Despite acknowledging that he did not even know the issue of human trafficking existed five years earlier, in 2006, Martin was invited by Congress to testify before the House Committee on International Relations as an expert witness on human trafficking.  Describing his motivation to work on the issue, Martin told members of Congress that his ”commitment and passion for this issue was born from . . . [travel] to Calcutta, India,” where he “met three little girls that were living on the streets, maybe days away from being sold into prostitution, trembling beneath plastic bags.” He knew then that he had to “do something.”

Martin’s testimony before Congress exemplifies many of the problems with celebrity activism in the arena of human rights:

1) celebrities tend to overly focus attention on the stereotypes of human trafficking (“I heard amazing. . . I mean horrible. . . stories about this issue, like the story of a 12-year-old boy from El Salvador . . . [who was kept] in a small room for weeks and sexually exploited. . .”);

2) they make emotional appeals that arrest a more nuanced interrogation into how best to approach the problem (“When we listen to the story, I mean if we have a soul, we have to feel the pain but sometimes we also feel the hopelessness.

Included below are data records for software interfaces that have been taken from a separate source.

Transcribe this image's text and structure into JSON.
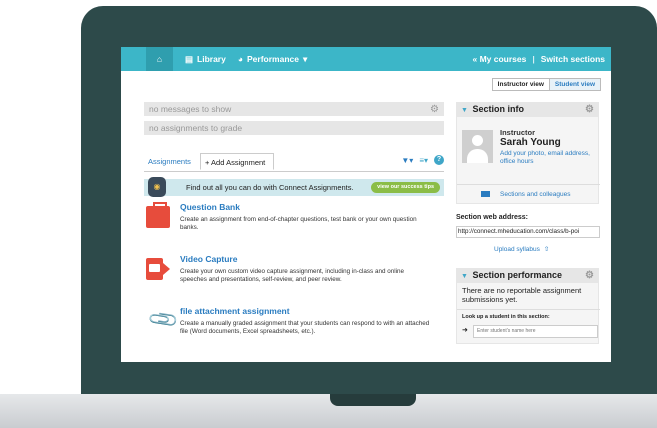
{
  "nav": {
    "library_label": "Library",
    "performance_label": "Performance",
    "my_courses_label": "« My courses",
    "separator": "|",
    "switch_sections_label": "Switch sections"
  },
  "view_toggle": {
    "instructor_label": "Instructor view",
    "student_label": "Student view"
  },
  "messages": {
    "messages_text": "no messages to show",
    "grade_text": "no assignments to grade"
  },
  "tabs": {
    "assignments_label": "Assignments",
    "add_assignment_label": "+ Add Assignment"
  },
  "banner": {
    "text": "Find out all you can do with Connect Assignments.",
    "button_label": "view our success tips"
  },
  "options": [
    {
      "title": "Question Bank",
      "description": "Create an assignment from end-of-chapter questions, test bank or your own question banks.",
      "icon": "toolbox-icon"
    },
    {
      "title": "Video Capture",
      "description": "Create your own custom video capture assignment, including in-class and online speeches and presentations, self-review, and peer review.",
      "icon": "video-camera-icon"
    },
    {
      "title": "file attachment assignment",
      "description": "Create a manually graded assignment that your students can respond to with an attached file (Word documents, Excel spreadsheets, etc.).",
      "icon": "paperclip-icon"
    }
  ],
  "section_info": {
    "title": "Section info",
    "instructor_label": "Instructor",
    "instructor_name": "Sarah Young",
    "add_photo_link": "Add your photo, email address, office hours",
    "colleagues_link": "Sections and colleagues",
    "web_address_label": "Section web address:",
    "web_address_value": "http://connect.mheducation.com/class/b-poi",
    "upload_label": "Upload syllabus"
  },
  "section_performance": {
    "title": "Section performance",
    "message": "There are no reportable assignment submissions yet.",
    "lookup_label": "Look up a student in this section:",
    "lookup_placeholder": "Enter student's name here"
  },
  "colors": {
    "navbar": "#3cb6c8",
    "link": "#2a7cc0",
    "laptop_frame": "#2d4a4a",
    "accent_red": "#e74c3c",
    "button_green": "#8bbd47"
  }
}
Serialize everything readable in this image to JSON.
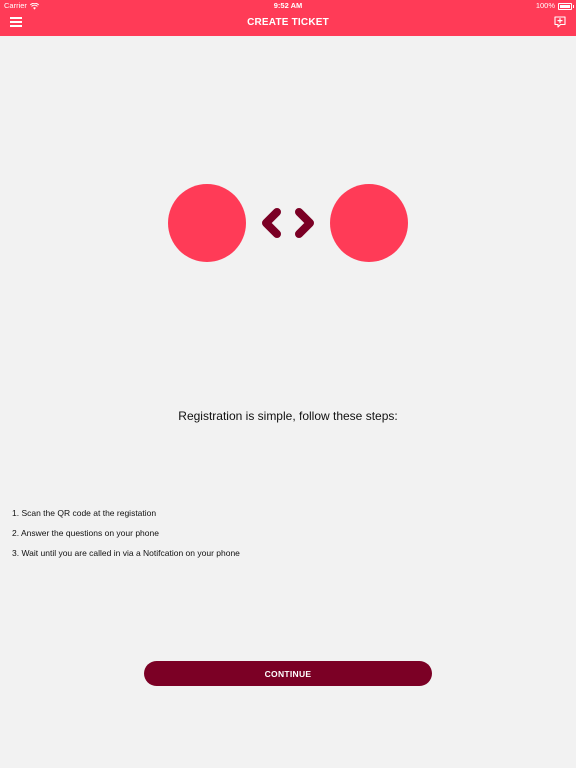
{
  "status_bar": {
    "carrier": "Carrier",
    "time": "9:52 AM",
    "battery": "100%"
  },
  "header": {
    "title": "CREATE TICKET",
    "menu_icon": "hamburger-menu-icon",
    "action_icon": "new-ticket-icon"
  },
  "logo": {
    "circle_color": "#ff3b57",
    "chevron_color": "#7b0025"
  },
  "intro": {
    "text": "Registration is simple, follow these steps:"
  },
  "steps": [
    "1. Scan the QR code at the registation",
    "2. Answer the questions on your phone",
    "3. Wait until you are called in via a Notifcation on your phone"
  ],
  "continue_button": {
    "label": "CONTINUE"
  },
  "colors": {
    "header": "#ff3b57",
    "background": "#f2f2f2",
    "button": "#7b0025"
  }
}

But in the face of hopelessness action can bring hope [sic],”);

3) they oversimplify the ‘solutions’ to the problem.

For example, Martin advised Congress that the way to end human trafficking was as follows:

“First of all, we must prevent exploitation by educating children and families about the dangers of human trafficking. Step two, we must protect the victims by providing resources to reintegrate and rehabilitate. And number three, we must prosecute and punish those who make a living out of this illegal activity from traffickers to consumers.”

These are, of course, the same three steps already set forth in the Trafficking Victim Protection Act of 2000 and each of its subsequent Reauthorizations. But the larger problem jhere, which should not go unremarked, is that members of Congress asked him to state what he would do, were he a member of Congress, to eradicate human trafficking. This abdication of responsibility on the part of legislators continues to be troubling. When the persons to whom they abdicate responsibility are celebrities with whom they enjoy rubbing elbows, Congress’ mode of attending to this matter leaves much to be desired.

To his credit, Martin did use some of his time before the House Committee on International Relations to challenge it mildly, recommending, for example, that the US ratify the Convention on the Rights of the Child. Martin is a good example of a celebrity with tremendous goodwill but a modicum of expertise on human trafficking, who has nevertheless been thrust into (but also willingly accepted) a policy role through repeated invitations to hold forth on the topic by both US lawmakers and UN policy makers. 

Related posts:

  1. Celebrification of Human Trafficking, Part III
  2. Celebrities in Human Trafficking, Part II
  3. The Celebrification of Human Trafficking, Part 1 (in a Six Part Series)
  4. Read Now: Human Trafficking and “Red Carpet Feminism”